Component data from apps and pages
+ + + + +
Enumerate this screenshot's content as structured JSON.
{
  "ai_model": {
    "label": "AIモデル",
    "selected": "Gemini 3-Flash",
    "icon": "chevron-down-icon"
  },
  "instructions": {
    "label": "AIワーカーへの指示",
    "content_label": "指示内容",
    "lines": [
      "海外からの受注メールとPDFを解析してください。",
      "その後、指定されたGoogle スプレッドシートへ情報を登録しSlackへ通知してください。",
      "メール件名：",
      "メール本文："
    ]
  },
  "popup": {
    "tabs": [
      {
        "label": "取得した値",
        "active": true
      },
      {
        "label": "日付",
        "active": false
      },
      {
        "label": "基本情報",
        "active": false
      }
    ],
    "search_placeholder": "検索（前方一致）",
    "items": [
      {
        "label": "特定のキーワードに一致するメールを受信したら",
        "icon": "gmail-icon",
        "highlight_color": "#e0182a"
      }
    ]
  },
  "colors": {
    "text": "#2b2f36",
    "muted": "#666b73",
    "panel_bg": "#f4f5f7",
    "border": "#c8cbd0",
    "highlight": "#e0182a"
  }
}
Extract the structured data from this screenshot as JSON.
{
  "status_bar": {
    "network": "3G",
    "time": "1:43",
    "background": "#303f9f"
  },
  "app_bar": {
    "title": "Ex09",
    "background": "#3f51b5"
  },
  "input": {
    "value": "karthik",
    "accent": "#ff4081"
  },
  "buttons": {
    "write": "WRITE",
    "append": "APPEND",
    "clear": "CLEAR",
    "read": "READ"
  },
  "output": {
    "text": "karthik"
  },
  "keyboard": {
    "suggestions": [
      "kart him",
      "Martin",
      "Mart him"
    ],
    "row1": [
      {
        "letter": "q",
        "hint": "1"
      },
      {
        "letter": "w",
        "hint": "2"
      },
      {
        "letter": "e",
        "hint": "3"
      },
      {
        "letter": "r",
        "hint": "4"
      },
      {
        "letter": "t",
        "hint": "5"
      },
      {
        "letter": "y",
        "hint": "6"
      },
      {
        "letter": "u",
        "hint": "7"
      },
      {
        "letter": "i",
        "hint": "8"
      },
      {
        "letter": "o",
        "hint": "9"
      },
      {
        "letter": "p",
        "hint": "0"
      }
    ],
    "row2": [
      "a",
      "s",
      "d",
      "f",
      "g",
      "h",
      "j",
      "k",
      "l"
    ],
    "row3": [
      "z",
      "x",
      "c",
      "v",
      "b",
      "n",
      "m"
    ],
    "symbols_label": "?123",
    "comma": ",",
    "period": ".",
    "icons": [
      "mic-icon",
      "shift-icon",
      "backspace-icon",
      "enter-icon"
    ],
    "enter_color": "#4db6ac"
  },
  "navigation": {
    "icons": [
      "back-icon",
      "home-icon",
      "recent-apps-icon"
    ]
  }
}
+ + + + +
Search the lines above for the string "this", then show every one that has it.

#### SOLUTION:
Enumerate this screenshot's content as structured JSON.
Extract the structured data from this screenshot as JSON.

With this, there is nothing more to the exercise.